Welcome to the Centre for French History and Culture at the University of St Andrews
Scotland, and particularly St Andrews, has enjoyed long-standing ties with France dating back to the Middle Ages. The "Auld Alliance" between the two states was a key feature of both international relations and domestic politics in both countries between the 14th and 16th centuries and continued to have echoes through to the period of the Jacobite risings in the 18th century. In recent times Scotland played host to a sizable contingent of the Free French forces under General De Gaulle during the Second World War. The University of St Andrews itself was founded in the early 15th century using the existing arrangements in French universities to help model its own structure and organisation. Furthermore, St Andrews acted as the ecclesiastical capital of Scotland during the late Middle Ages and for most of the 16th century, and here too connections with France were manifest.
As well as personal and institutional connections between St Andrews and France, in 1547 there was a major siege of the castle, held by protestant rebels, who capitulated to a superior catholic force including French land forces and naval vessels. After the Reformation there continued to be strong connections between St Andrews and France, though now with the French calvinist community. And many of the Jacobite leaders who lived in exile in France in the decades after 1688 had been educated at St Andrews. The University of St Andrews has extensive library holdings of printed French works, dating back to the sixteenth century; and between 1997 and 2007 was the home of the ongoing French Vernacular Book Project, funded by the Arts and Humanities Research Council, which created an analytical bibliography of all books published in the French language before 1601.
The St Andrews Centre for French History and Culture was founded in 2005 to enhance and expand the university's existing strengths in French history. The Centre provides an intellectual and social focus for staff and graduate students working in any field and on any period related to the history of France and its possessions, and offers a designated specialist pathway in French history for postgraduate students. It runs a biannual seminar for outside speakers, and hosts and sponsors national and international conferences. In 2010 the Centre began producing a unique series of midigraphs entitled “St Andrews Studies in French History and Culture”, published in paperback and electronically as downloadable e-books. The Centre and its staff also enjoy links to other research centres in France, other European countries and North America.The Centre and its staff also enjoy links to other research centres in France, other European countries and North America.

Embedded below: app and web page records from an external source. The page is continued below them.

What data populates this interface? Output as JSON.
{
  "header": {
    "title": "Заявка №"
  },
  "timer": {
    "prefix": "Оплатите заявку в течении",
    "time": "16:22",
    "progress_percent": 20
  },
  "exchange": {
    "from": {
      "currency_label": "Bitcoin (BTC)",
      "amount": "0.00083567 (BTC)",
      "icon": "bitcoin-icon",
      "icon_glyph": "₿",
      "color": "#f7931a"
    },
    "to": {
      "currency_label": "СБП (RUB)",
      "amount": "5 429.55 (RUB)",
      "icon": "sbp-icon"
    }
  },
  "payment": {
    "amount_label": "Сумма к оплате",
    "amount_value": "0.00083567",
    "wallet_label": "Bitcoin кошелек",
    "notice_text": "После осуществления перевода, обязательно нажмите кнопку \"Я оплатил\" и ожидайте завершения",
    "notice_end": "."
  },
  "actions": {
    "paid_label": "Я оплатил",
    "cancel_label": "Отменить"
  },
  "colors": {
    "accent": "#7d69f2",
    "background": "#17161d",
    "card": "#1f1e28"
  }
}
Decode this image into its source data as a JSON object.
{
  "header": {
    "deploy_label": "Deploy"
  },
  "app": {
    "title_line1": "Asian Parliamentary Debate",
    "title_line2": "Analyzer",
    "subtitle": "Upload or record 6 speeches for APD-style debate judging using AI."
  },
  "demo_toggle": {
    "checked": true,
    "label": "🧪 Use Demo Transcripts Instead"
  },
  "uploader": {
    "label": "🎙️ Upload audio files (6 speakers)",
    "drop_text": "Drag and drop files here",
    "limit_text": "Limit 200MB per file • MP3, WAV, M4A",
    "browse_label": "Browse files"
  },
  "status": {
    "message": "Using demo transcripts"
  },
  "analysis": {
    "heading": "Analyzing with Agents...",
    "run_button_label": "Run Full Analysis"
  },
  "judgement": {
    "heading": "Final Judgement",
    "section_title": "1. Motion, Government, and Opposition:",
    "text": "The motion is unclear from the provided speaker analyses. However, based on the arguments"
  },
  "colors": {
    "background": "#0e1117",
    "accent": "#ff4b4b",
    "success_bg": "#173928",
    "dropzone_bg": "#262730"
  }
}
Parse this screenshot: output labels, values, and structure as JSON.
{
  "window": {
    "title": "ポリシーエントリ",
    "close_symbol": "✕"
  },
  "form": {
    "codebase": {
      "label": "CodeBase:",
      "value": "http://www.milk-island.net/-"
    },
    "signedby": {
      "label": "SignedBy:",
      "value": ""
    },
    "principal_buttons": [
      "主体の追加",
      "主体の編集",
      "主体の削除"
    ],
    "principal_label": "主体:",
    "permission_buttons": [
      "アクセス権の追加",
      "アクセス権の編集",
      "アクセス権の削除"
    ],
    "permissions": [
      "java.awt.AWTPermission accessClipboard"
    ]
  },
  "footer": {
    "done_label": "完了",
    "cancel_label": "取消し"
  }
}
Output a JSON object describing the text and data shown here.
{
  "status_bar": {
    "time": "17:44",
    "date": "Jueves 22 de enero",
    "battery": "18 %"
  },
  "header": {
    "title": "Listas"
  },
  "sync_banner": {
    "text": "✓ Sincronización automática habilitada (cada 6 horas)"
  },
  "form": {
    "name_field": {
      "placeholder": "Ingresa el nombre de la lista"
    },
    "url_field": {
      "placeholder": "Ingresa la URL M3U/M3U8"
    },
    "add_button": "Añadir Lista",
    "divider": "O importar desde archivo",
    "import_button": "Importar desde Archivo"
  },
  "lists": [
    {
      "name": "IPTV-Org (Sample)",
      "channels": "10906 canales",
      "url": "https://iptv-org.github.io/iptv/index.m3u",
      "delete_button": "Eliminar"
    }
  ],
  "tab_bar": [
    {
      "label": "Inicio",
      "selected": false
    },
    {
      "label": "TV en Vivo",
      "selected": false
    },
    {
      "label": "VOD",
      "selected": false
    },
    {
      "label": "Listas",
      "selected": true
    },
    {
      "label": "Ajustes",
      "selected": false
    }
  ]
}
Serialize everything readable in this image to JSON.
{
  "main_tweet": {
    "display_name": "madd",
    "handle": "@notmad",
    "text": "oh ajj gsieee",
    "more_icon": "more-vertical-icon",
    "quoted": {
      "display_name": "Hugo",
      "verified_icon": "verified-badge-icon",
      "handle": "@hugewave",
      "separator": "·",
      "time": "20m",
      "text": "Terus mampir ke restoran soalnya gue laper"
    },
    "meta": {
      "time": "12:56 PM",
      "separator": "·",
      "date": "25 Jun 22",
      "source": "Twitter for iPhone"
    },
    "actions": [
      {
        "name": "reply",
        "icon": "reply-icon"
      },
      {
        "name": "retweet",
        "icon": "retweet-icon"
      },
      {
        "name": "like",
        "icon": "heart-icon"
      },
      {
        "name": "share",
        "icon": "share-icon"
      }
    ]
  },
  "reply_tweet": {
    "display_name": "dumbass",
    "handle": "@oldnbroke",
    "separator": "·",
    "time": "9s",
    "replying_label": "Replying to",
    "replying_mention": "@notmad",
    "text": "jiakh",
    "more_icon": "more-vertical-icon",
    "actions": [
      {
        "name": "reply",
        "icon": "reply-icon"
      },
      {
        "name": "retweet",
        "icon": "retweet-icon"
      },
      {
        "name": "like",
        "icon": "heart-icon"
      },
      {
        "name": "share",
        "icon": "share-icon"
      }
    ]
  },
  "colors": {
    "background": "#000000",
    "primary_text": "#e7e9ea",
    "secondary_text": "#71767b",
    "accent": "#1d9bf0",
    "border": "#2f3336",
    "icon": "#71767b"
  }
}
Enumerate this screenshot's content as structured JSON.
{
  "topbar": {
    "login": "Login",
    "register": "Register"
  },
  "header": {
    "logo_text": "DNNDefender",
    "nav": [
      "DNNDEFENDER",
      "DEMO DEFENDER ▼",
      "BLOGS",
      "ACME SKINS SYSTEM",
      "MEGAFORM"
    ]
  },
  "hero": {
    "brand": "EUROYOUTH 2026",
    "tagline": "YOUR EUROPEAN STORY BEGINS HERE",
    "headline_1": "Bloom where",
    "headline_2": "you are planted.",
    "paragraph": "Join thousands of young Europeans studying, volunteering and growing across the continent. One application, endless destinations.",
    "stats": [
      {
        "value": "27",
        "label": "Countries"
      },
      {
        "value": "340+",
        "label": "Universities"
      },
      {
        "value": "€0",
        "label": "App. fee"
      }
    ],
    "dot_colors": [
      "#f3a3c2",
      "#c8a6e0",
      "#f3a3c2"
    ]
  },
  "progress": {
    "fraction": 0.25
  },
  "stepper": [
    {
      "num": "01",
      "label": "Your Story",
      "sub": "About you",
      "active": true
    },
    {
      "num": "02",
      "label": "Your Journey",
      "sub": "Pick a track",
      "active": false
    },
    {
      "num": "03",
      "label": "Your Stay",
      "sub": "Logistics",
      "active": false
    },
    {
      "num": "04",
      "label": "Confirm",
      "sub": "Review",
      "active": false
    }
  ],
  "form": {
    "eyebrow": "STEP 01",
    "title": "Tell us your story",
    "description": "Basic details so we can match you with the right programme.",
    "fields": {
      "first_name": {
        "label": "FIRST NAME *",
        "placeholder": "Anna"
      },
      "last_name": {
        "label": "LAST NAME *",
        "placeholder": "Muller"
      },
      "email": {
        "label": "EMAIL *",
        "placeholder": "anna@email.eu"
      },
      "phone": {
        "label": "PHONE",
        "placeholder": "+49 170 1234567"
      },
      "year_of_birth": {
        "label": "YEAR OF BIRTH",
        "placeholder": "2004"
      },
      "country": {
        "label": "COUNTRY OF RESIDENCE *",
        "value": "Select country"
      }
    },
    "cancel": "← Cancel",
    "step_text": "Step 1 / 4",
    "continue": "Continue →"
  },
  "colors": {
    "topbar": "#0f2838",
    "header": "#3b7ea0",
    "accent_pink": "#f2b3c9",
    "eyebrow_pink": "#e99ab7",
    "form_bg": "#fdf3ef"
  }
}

There are currently five academic staff members in the School of History researching principally in the field of French history, with another five possessing closely related research interests. Staff in the School of Art History, in the School of International Relations and in the Department of French (School of Modern Languages) are also closely associated with the Centre and sit on its board of management. Dr. David Parrott (New College, Oxford) sits on the board as an external advisor. From 2005 until 2010 the Centre was privileged to have the late Professor James McMillan (Edinburgh University) also as an external advisor.
The Centre for French History and Culture welcomes applications for Visiting Scholar status. The Centre also began a funded Visiting Fellow scheme in 2009, welcoming Professor Norman Ingram (Concordia University, Canada) as the first recipient of this award. The Visiting Fellow in 2011-12 was Professor Eric Jennings (University of Toronto, Canada). The competition for the position of Visiting Fellow for 2013-14 will be announced shortly through the H-France network webpage for announcements.
Centre for French History and Culture Seminar Series
Thursday 2nd May 2013 - 5pm.
Professor Alan Forrest (University of York)
"Remembering the Revolutionary and Napoleonic Wars in Nineteenth-Century France"
(School of History: St Katharine's Lodge, The Scores – room 1.10)
© 2005- St Andrews Centre for French History and Culture